God ~IN~ Country: Part 8 – Christian Dual Citizenship

As Christians, our dual citizenship in the Kingdom and our nation involve dual obligations and loyalties.

Consider this “definition” of dual citizenship found on the U.S. Immigration website: Dual citizenship means that an individual is a citizen of two countries at the same time…Dual citizenship is not something that can be applied for. It is a process that happens when a person becomes a citizen of another country, in addition to his or her country of birth. Dual citizenship occurs automatically for some individuals. 

Citizenship is a publicly recognized legal status that authorizes someone to be a citizen—that is, a full and functioning member of a civitas, a social and political community, along with the rights and duties that come along with it. Unlike someone who is merely a subject in a kingdom, a citizen participates in the community to help maintain civic order.

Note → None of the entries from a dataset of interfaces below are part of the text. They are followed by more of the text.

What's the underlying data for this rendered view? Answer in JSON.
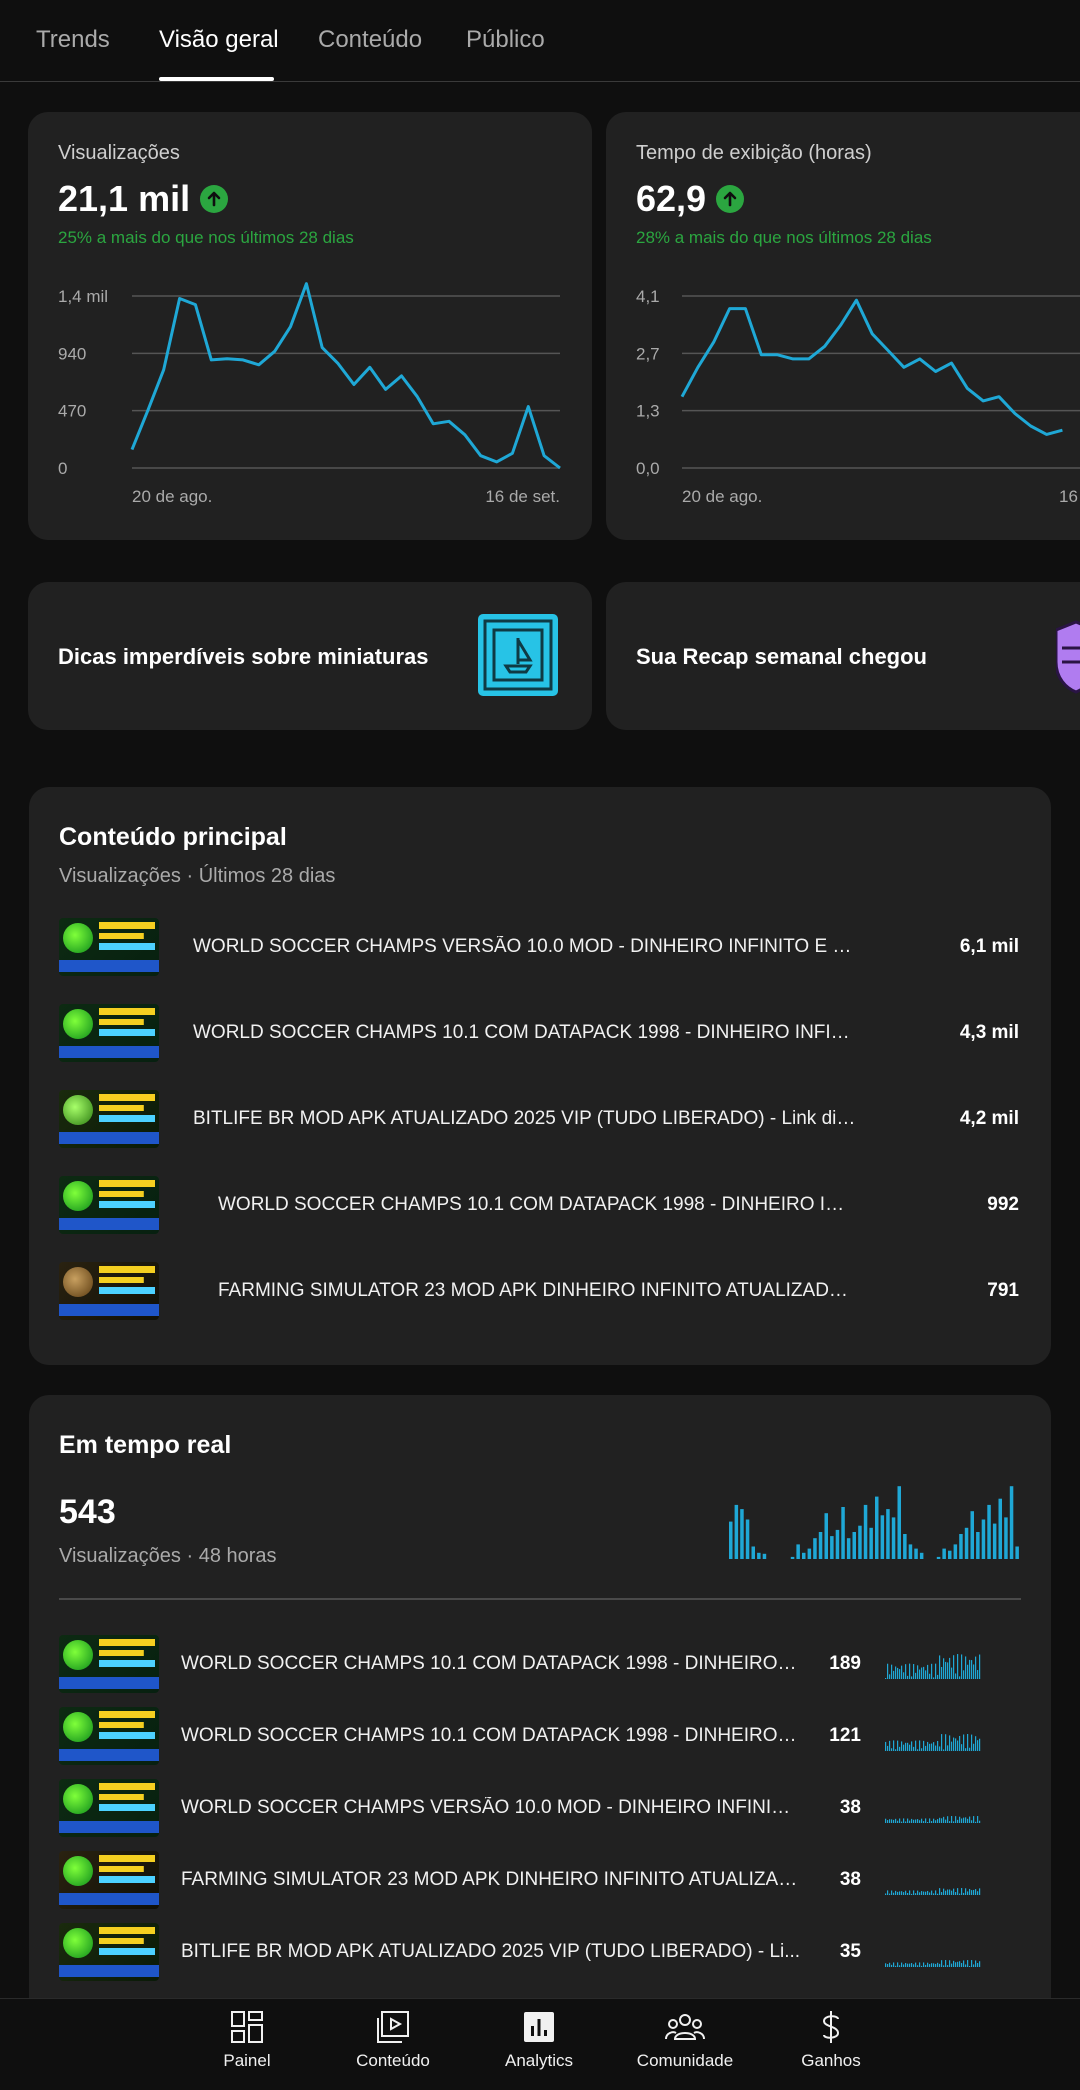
{
  "tabs": [
    {
      "label": "Trends",
      "active": false
    },
    {
      "label": "Visão geral",
      "active": true
    },
    {
      "label": "Conteúdo",
      "active": false
    },
    {
      "label": "Público",
      "active": false
    }
  ],
  "metrics": [
    {
      "title": "Visualizações",
      "value": "21,1 mil",
      "trend_icon": "arrow-up-icon",
      "comparison": "25% a mais do que nos últimos 28 dias",
      "y_ticks": [
        "1,4 mil",
        "940",
        "470",
        "0"
      ],
      "x_labels": [
        "20 de ago.",
        "16 de set."
      ],
      "color": "#1fa8d6"
    },
    {
      "title": "Tempo de exibição (horas)",
      "value": "62,9",
      "trend_icon": "arrow-up-icon",
      "comparison": "28% a mais do que nos últimos 28 dias",
      "y_ticks": [
        "4,1",
        "2,7",
        "1,3",
        "0,0"
      ],
      "x_labels": [
        "20 de ago.",
        "16"
      ],
      "color": "#1fa8d6"
    }
  ],
  "chart_data": [
    {
      "type": "line",
      "title": "Visualizações",
      "x": [
        "20 de ago.",
        "",
        "",
        "",
        "",
        "",
        "",
        "",
        "",
        "",
        "",
        "",
        "",
        "",
        "",
        "",
        "",
        "",
        "",
        "",
        "",
        "",
        "",
        "",
        "",
        "",
        "",
        "16 de set."
      ],
      "series": [
        {
          "values": [
            150,
            470,
            800,
            1380,
            1330,
            880,
            890,
            880,
            840,
            950,
            1150,
            1500,
            980,
            850,
            680,
            820,
            640,
            750,
            580,
            360,
            380,
            270,
            100,
            50,
            120,
            500,
            100,
            0
          ]
        }
      ],
      "ylim": [
        0,
        1400
      ],
      "y_ticks": [
        "0",
        "470",
        "940",
        "1,4 mil"
      ],
      "grid": true
    },
    {
      "type": "line",
      "title": "Tempo de exibição (horas)",
      "x": [
        "20 de ago.",
        "",
        "",
        "",
        "",
        "",
        "",
        "",
        "",
        "",
        "",
        "",
        "",
        "",
        "",
        "",
        "",
        "",
        "",
        "",
        "",
        "",
        "",
        "",
        "",
        "",
        "",
        "16"
      ],
      "series": [
        {
          "values": [
            1.7,
            2.4,
            3.0,
            3.8,
            3.8,
            2.7,
            2.7,
            2.6,
            2.6,
            2.9,
            3.4,
            4.0,
            3.2,
            2.8,
            2.4,
            2.6,
            2.3,
            2.5,
            1.9,
            1.6,
            1.7,
            1.3,
            1.0,
            0.8,
            0.9
          ]
        }
      ],
      "ylim": [
        0,
        4.1
      ],
      "y_ticks": [
        "0,0",
        "1,3",
        "2,7",
        "4,1"
      ],
      "grid": true
    },
    {
      "type": "bar",
      "title": "Em tempo real",
      "values": [
        36,
        52,
        48,
        38,
        12,
        6,
        5,
        0,
        0,
        0,
        0,
        2,
        14,
        6,
        10,
        20,
        26,
        44,
        22,
        28,
        50,
        20,
        26,
        32,
        52,
        30,
        60,
        42,
        48,
        40,
        70,
        24,
        14,
        10,
        6,
        0,
        0,
        2,
        10,
        8,
        14,
        24,
        30,
        46,
        26,
        38,
        52,
        34,
        58,
        40,
        70,
        12
      ],
      "ylim": [
        0,
        75
      ],
      "grid": false
    }
  ],
  "tips": [
    {
      "label": "Dicas imperdíveis sobre miniaturas",
      "icon": "thumbnail-tips-icon"
    },
    {
      "label": "Sua Recap semanal chegou",
      "icon": "recap-shield-icon"
    }
  ],
  "top_content": {
    "title": "Conteúdo principal",
    "subtitle": "Visualizações · Últimos 28 dias",
    "items": [
      {
        "title": "WORLD SOCCER CHAMPS  VERSÃO 10.0 MOD - DINHEIRO INFINITO E PU...",
        "value": "6,1 mil"
      },
      {
        "title": "WORLD SOCCER CHAMPS 10.1 COM DATAPACK 1998 - DINHEIRO INFINI...",
        "value": "4,3 mil"
      },
      {
        "title": "BITLIFE BR MOD APK ATUALIZADO 2025 VIP (TUDO LIBERADO) - Link dir...",
        "value": "4,2 mil"
      },
      {
        "title": "WORLD SOCCER CHAMPS 10.1 COM DATAPACK 1998 - DINHEIRO INFI...",
        "value": "992"
      },
      {
        "title": "FARMING SIMULATOR 23 MOD APK DINHEIRO INFINITO ATUALIZADO...",
        "value": "791"
      }
    ]
  },
  "realtime": {
    "title": "Em tempo real",
    "value": "543",
    "subtitle": "Visualizações · 48 horas",
    "items": [
      {
        "title": "WORLD SOCCER CHAMPS 10.1 COM DATAPACK 1998 - DINHEIRO I...",
        "value": "189"
      },
      {
        "title": "WORLD SOCCER CHAMPS 10.1 COM DATAPACK 1998 - DINHEIRO I...",
        "value": "121"
      },
      {
        "title": "WORLD SOCCER CHAMPS  VERSÃO 10.0 MOD - DINHEIRO INFINITO...",
        "value": "38"
      },
      {
        "title": "FARMING SIMULATOR 23 MOD APK DINHEIRO INFINITO ATUALIZAD...",
        "value": "38"
      },
      {
        "title": "BITLIFE BR MOD APK ATUALIZADO 2025 VIP (TUDO LIBERADO) - Li...",
        "value": "35"
      }
    ]
  },
  "bottom_nav": [
    {
      "label": "Painel",
      "icon": "dashboard-icon"
    },
    {
      "label": "Conteúdo",
      "icon": "content-icon"
    },
    {
      "label": "Analytics",
      "icon": "analytics-icon",
      "active": true
    },
    {
      "label": "Comunidade",
      "icon": "community-icon"
    },
    {
      "label": "Ganhos",
      "icon": "earnings-icon"
    }
  ],
  "colors": {
    "background": "#0f0f0f",
    "card": "#212121",
    "accent_line": "#1fa8d6",
    "positive": "#2ba640",
    "muted_text": "#aaaaaa"
  }
}
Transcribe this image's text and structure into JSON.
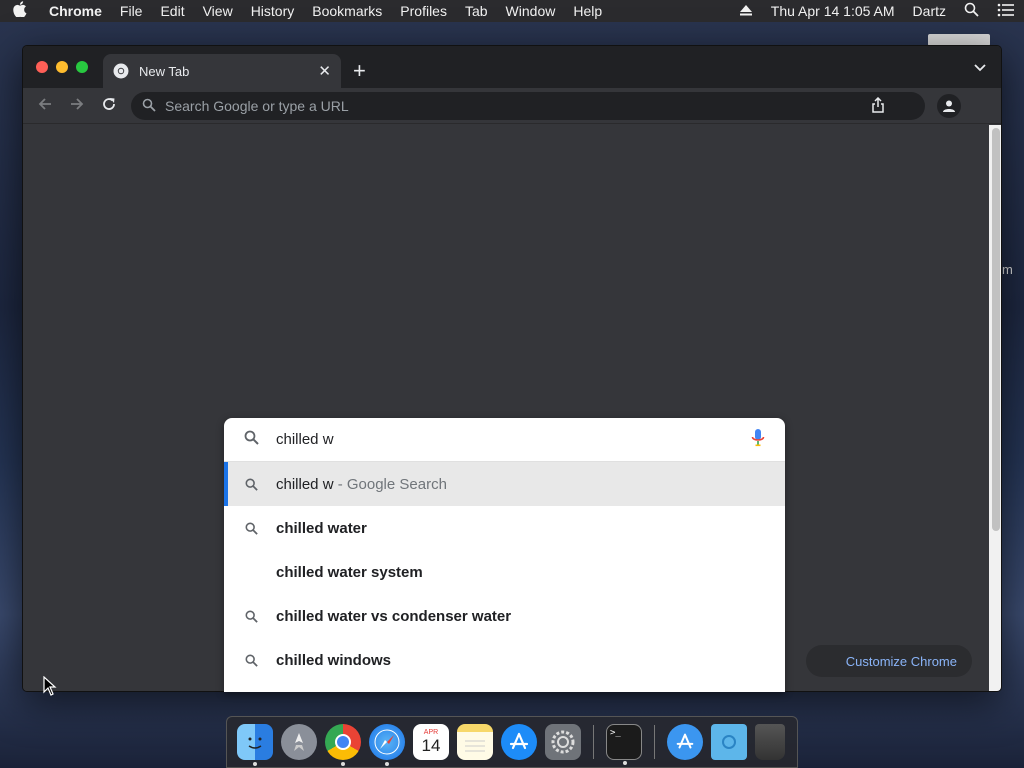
{
  "menubar": {
    "app_name": "Chrome",
    "items": [
      "File",
      "Edit",
      "View",
      "History",
      "Bookmarks",
      "Profiles",
      "Tab",
      "Window",
      "Help"
    ],
    "clock": "Thu Apr 14  1:05 AM",
    "user": "Dartz"
  },
  "desktop": {
    "partial_label": "m"
  },
  "browser": {
    "tab_title": "New Tab",
    "omnibox_placeholder": "Search Google or type a URL",
    "customize_label": "Customize Chrome"
  },
  "autocomplete": {
    "query": "chilled w",
    "suggestions": [
      {
        "text": "chilled w",
        "hint": " - Google Search",
        "icon": "search-icon",
        "selected": true
      },
      {
        "text": "chilled water",
        "hint": "",
        "icon": "search-icon",
        "selected": false
      },
      {
        "text": "chilled water system",
        "hint": "",
        "icon": "",
        "selected": false
      },
      {
        "text": "chilled water vs condenser water",
        "hint": "",
        "icon": "search-icon",
        "selected": false
      },
      {
        "text": "chilled windows",
        "hint": "",
        "icon": "search-icon",
        "selected": false
      }
    ]
  },
  "dock": {
    "calendar_month": "APR",
    "calendar_day": "14",
    "terminal_prompt": ">_",
    "apps": [
      "Finder",
      "Launchpad",
      "Google Chrome",
      "Safari",
      "Calendar",
      "Notes",
      "App Store",
      "System Preferences",
      "Terminal",
      "Applications",
      "Downloads",
      "Trash"
    ]
  },
  "colors": {
    "accent": "#1a73e8",
    "link": "#8ab4f8",
    "toolbar": "#35363a",
    "tabstrip": "#202124"
  }
}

If you put your faith in Christ the Bible tells us that “our citizenship is in heaven” (Philippians 3:20). However Jesus, before going to the cross, prayed for his disciples and for us because he knew that we “are still in the world” (John 17:11).  The dual citizenship we have often leaves us struggling.  We want to honor our heavenly citizenship, but we also want to enjoy the worldly benefits of our “natural” citizenship. Don’t check out of the world.  Remember that you are in Christ AND in America.

As such, we should be among the foremost champions of freedom of speech and of religion for all. Even Muslims, Hindu’s, and Buddha’s, amongst others, should want Christians involved in politics. Christian citizens benefit American society as a while because Christians understand that they must respect the right of other Americans to believe differently—or not believe at all—even as they earnestly contend to communicate their faith.

Christians must understand the fundamental reality that creating a tolerant and fair playing field for Christians means creating one for everyone. This means we should practice our faith with certain degrees of caution while also being bold. Coerced faith is no faith at all.

As briefly highlighted earlier, our Declaration is filled predominantly with references to God and/or filled with sermon messages. Therefore, the argument that our nation was not founded based upon Judeo Christian values is a lie, people just want to ignore the truth because it does not fit their definition of morality and behavior. It is the first sentence of the second paragraph that lays out the statement that we “are endowed by their Creator with certain unalienable rights”.

Our elected officials derive their power from the consent of the governed; our Congressmen and Women are NOT our boss, even if they say they are. The Declaration is then filled with 27 grievances against the monarchy, which violate our rights ordained from God. All of these “rights and grievances” are derived from sermons as written and preached from Reverend John Wise of Massachusetts some 80-90 years before the Declaration was written.

Finally, the first sentence of the last paragraph concludes by “appealing to the Supreme Judge of the world”. The last sentence of the last paragraph declares “with a firm reliance on the protection of Divine Providence”.  It is adamantly clear that our Founding Fathers placed a heavy reliance on God to guide the future of our nation. So, does any of this matter today?

The Declaration is our National Philosophy which, in turn, guides the principles and morals covered in our US Constitution, so, yes, it matters. If we neglect or rule out the providence that is the basis of our Constitution, then how can we sustain and maintain our constitutional freedoms. Our forefathers were also concerned about this and wrote numerous letters of warning and concern about this, but that is unfortunately for another time.

A Christian does not participate or engage in civil affairs just to serve his own interests. His purposes are to glorify God in his works, to promote conditions in which the Gospel may be preached freely, and to serve the best interests of his neighbors by seeking justice for all, by protecting the rights of individuals, and by hindering evil.

Christians must always guide their conduct by God’s law. Even when the standards of society crumble, Christians have a firm foundation to build on. No matter how much man’s decisions and decrees undermine moral foundations, this truth remains “God’s solid foundation stands firm, sealed with this inscription: “The Lord knows those who are his,” and, “Everyone who confesses the name of the Lord must turn away from wickedness.” (2 Tim 2:19).